TASK DATA Block Start

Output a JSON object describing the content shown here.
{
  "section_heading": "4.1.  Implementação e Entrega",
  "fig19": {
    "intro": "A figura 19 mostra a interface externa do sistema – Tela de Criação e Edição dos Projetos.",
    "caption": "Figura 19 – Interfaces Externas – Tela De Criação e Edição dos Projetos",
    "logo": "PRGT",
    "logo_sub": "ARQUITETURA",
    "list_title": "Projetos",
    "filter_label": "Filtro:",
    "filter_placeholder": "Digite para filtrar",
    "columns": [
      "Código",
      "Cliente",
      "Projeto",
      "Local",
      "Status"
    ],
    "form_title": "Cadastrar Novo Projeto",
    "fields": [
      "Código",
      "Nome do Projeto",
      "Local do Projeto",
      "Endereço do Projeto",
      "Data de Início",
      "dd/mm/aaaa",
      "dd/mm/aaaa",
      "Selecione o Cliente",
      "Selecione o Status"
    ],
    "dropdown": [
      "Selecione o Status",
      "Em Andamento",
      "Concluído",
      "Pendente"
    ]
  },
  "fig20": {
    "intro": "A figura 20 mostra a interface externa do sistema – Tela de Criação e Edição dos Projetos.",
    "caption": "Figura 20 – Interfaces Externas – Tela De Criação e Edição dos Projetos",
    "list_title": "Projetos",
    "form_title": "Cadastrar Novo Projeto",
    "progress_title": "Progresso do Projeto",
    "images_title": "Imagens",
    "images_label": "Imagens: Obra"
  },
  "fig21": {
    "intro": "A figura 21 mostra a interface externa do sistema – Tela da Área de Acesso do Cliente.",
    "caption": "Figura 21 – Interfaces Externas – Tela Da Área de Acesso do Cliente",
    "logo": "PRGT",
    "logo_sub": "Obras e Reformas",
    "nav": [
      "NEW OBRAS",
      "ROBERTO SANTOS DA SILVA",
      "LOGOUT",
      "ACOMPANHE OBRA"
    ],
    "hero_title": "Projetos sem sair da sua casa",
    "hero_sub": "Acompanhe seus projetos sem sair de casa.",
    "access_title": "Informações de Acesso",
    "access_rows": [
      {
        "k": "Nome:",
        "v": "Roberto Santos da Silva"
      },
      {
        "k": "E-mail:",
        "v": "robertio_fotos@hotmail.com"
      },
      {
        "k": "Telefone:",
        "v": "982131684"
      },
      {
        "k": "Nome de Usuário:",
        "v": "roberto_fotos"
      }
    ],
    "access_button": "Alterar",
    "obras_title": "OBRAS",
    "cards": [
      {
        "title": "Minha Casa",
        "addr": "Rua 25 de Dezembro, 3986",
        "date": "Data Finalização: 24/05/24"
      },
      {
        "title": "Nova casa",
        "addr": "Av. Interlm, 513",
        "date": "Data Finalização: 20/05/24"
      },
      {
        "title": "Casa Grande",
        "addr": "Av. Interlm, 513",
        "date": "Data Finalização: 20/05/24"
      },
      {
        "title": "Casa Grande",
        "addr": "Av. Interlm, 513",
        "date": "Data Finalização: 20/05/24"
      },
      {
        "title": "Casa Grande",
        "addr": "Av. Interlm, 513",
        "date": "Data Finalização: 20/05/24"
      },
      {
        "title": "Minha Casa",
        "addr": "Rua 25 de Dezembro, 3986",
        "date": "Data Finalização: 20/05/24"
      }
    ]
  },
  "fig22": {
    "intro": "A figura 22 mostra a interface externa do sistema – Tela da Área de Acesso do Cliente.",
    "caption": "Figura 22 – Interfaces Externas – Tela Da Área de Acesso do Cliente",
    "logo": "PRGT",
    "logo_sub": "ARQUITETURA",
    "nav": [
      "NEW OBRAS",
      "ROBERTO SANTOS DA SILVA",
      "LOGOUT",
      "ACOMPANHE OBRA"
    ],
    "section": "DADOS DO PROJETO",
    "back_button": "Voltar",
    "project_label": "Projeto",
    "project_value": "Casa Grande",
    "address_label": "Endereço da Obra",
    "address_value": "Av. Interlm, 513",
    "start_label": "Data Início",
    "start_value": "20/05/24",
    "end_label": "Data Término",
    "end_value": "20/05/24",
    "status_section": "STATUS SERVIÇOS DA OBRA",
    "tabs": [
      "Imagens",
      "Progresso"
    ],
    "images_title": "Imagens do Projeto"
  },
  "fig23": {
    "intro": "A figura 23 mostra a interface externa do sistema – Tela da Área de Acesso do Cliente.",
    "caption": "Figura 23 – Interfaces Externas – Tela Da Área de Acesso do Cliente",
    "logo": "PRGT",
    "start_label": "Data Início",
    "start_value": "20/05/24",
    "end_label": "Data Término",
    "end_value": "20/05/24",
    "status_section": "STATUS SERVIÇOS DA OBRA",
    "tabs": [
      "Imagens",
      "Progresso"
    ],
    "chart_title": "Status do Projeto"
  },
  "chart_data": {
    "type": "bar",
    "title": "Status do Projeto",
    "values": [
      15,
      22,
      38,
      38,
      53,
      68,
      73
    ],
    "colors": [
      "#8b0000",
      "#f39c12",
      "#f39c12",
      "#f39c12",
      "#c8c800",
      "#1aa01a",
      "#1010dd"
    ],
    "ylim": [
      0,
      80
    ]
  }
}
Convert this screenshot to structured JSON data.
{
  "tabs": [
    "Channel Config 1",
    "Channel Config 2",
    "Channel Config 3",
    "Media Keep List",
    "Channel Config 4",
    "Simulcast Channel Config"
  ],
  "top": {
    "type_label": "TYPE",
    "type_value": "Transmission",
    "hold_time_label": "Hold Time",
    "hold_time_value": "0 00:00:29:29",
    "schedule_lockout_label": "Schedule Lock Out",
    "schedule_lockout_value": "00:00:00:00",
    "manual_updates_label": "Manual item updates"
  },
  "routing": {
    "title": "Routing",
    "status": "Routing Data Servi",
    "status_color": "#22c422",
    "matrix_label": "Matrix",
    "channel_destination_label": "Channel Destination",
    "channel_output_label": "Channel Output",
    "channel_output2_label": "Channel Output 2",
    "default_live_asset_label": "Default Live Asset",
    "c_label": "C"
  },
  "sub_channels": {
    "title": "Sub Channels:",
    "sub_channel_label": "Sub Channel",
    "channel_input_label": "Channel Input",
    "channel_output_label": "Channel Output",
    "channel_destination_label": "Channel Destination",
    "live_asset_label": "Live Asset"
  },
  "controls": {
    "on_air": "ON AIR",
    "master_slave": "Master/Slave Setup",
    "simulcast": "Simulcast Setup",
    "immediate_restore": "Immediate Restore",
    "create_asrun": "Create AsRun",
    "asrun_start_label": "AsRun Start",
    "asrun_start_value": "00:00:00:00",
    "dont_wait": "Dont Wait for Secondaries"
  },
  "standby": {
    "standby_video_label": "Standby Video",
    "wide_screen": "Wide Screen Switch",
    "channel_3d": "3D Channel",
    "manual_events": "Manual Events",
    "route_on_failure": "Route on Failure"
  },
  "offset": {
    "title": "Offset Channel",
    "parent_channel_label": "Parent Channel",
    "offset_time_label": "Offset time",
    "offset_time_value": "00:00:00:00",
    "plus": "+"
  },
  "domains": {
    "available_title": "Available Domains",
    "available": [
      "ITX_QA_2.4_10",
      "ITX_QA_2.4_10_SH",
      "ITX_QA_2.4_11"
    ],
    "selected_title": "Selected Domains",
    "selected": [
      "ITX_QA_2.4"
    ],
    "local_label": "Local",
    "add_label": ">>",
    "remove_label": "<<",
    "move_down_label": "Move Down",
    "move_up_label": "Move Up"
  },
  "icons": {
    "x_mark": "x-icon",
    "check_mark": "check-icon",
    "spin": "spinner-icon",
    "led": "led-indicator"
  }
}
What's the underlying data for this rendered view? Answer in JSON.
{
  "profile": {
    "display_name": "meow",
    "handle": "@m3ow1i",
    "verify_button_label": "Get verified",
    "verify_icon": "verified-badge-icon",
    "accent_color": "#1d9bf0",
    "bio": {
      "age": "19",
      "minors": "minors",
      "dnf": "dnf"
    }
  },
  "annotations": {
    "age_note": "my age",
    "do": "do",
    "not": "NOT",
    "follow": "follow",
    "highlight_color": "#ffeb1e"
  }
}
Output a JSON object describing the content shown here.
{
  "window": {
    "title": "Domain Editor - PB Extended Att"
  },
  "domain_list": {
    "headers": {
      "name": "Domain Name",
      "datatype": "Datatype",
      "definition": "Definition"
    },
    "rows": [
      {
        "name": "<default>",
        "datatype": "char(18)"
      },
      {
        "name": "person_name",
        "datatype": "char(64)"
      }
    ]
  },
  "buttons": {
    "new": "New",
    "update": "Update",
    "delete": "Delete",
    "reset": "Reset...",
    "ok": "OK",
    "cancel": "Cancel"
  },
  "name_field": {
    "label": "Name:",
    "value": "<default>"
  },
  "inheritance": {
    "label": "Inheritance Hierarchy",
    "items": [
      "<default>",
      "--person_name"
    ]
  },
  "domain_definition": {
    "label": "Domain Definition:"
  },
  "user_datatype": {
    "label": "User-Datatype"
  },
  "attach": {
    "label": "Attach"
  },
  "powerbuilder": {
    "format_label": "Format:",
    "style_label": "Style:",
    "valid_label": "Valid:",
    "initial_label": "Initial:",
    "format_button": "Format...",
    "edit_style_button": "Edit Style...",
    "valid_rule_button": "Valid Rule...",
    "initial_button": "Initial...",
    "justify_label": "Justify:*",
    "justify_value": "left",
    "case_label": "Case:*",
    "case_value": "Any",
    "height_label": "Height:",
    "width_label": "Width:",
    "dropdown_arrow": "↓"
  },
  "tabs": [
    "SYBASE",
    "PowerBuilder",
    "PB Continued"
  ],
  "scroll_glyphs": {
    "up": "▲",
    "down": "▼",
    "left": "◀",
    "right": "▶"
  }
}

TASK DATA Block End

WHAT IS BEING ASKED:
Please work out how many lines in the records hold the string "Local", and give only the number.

SOLUTION FOR THIS EXERCISE:
3